Monday, September 15, 2014
Is Self-Publishing for You?
Whether to go self-publishing or traditional publishing is a question every writer contemplates. The quandary has become more difficult in recent years now that self-publishing has become so widely accepted and easy to achieve. While there are many advantages to self-publishing, I don't believe it is for everyone. And here's why:
Self-publishing may not be for you if…
You're looking for a shortcut to getting published. The same amount of work, if not more, needs to go into a self-published book. Multiple drafts still need to be written, critique partners still need to read it, the book still needs to get edited. Everything a traditionally published book goes through needs to happen to your book as well if you want a polished product.
You want to stay isolated and think you can do it all on your own without any help. As a self-publisher, you'll still need to find a cover designer. Please don't try this yourself unless you have extensive graphic design experience. You'll also need to find a professional editor. Nothing screams amateur louder than an unedited book.
You don't want to pay upfront costs. A good editor costs money, as does a good cover designer, along with advertising. On top of that, if you want to go down the print avenue, then printing and distribution will also cost money.
You want to see your book in a major brick and mortar store. A self-publisher doesn't have the same clout as a traditional publisher who can give your books a wider distribution.
Just because anyone with a little know-how can self-publish doesn't mean they should. On the flip-side, self-publishing definitely is for some writers. And here's why:
Self-publishing might be for you if…
Your book is time sensitive. That is, if your book covers a world event or a current news story, then to get it published while the topic is still relevant might require the speed of self-publishing.
You want to keep control over every aspect of the publishing process. Not everyone likes to have to deal with multiple points of view about which direction the book should take. Traditionally published authors often don't have a say about the cover or the title. As a self-publisher, you make every decision.
You enjoy doing the marketing on your own. Having a strong media presence and a love of social media is a massive bonus for any writer. However, a self-published writer needs to be even more proactive with marketing because they won't have any help from a publishing house.
You like the higher royalties. Self-publishers are well rewarded for their hard work and initial outlay because they don't have to split their earnings with an agent and a publisher.
You write outside the standard topics. In the risk averse environment of traditional publishing, you might have a difficult time selling a book that covers a genre that's been labelled as done-to-death, a story that doesn't fit into any particular genre, or a book that covers a controversial topic. If this is the case, then self-publishing may be your solution.

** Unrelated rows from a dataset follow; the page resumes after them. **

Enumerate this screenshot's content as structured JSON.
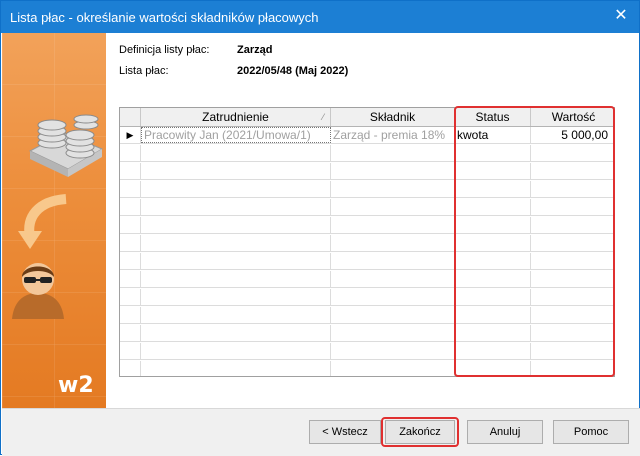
{
  "window": {
    "title": "Lista płac - określanie wartości składników płacowych",
    "close_glyph": "✕"
  },
  "sidebar": {
    "badge": "w2",
    "icons": [
      "coins-tray-icon",
      "curved-arrow-icon",
      "user-sunglasses-icon"
    ]
  },
  "info": {
    "definition_label": "Definicja listy płac:",
    "definition_value": "Zarząd",
    "list_label": "Lista płac:",
    "list_value": "2022/05/48 (Maj 2022)"
  },
  "grid": {
    "columns": [
      "Zatrudnienie",
      "Składnik",
      "Status",
      "Wartość"
    ],
    "row_indicator": "▶",
    "rows": [
      {
        "employee": "Pracowity Jan (2021/Umowa/1)",
        "component": "Zarząd - premia 18%",
        "status": "kwota",
        "value": "5 000,00"
      }
    ]
  },
  "buttons": {
    "back": "< Wstecz",
    "finish": "Zakończ",
    "cancel": "Anuluj",
    "help": "Pomoc"
  },
  "colors": {
    "titlebar": "#1c7fd4",
    "sidebar": "#ed8f3d",
    "highlight": "#e03030"
  }
}
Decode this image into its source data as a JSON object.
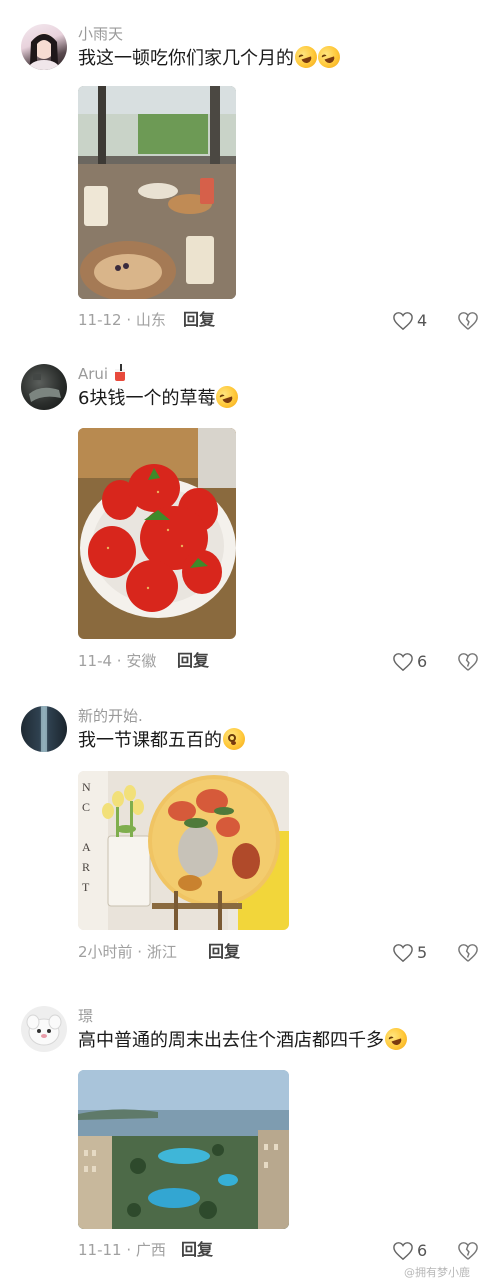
{
  "comments": [
    {
      "username": "小雨天",
      "text": "我这一顿吃你们家几个月的",
      "meta": "11-12 · 山东",
      "reply_label": "回复",
      "likes": "4"
    },
    {
      "username": "Arui",
      "text": "6块钱一个的草莓",
      "meta": "11-4 · 安徽",
      "reply_label": "回复",
      "likes": "6"
    },
    {
      "username": "新的开始.",
      "text": "我一节课都五百的",
      "meta": "2小时前 · 浙江",
      "reply_label": "回复",
      "likes": "5"
    },
    {
      "username": "璟",
      "text": "高中普通的周末出去住个酒店都四千多",
      "meta": "11-11 · 广西",
      "reply_label": "回复",
      "likes": "6"
    }
  ],
  "watermark": "@拥有梦小鹿",
  "icons": {
    "like": "heart-outline-icon",
    "dislike": "broken-heart-icon",
    "emoji_laugh": "rolling-on-floor-laughing-emoji",
    "emoji_flush": "flushed-face-emoji",
    "username_badge": "drink-cup-icon"
  },
  "colors": {
    "username": "#9a9a9a",
    "meta": "#a0a0a0",
    "text": "#1a1a1a"
  }
}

There are many more pros and cons to both self and traditional publishing. Of course, to pick one style of publishing doesn't mean you can't pick another as well. Hybrid authors—writers who go both indie and traditional—are becoming more and more popular.
What do you like more about one form of publication than another? Why have you chosen your particular route?
Lynda R Young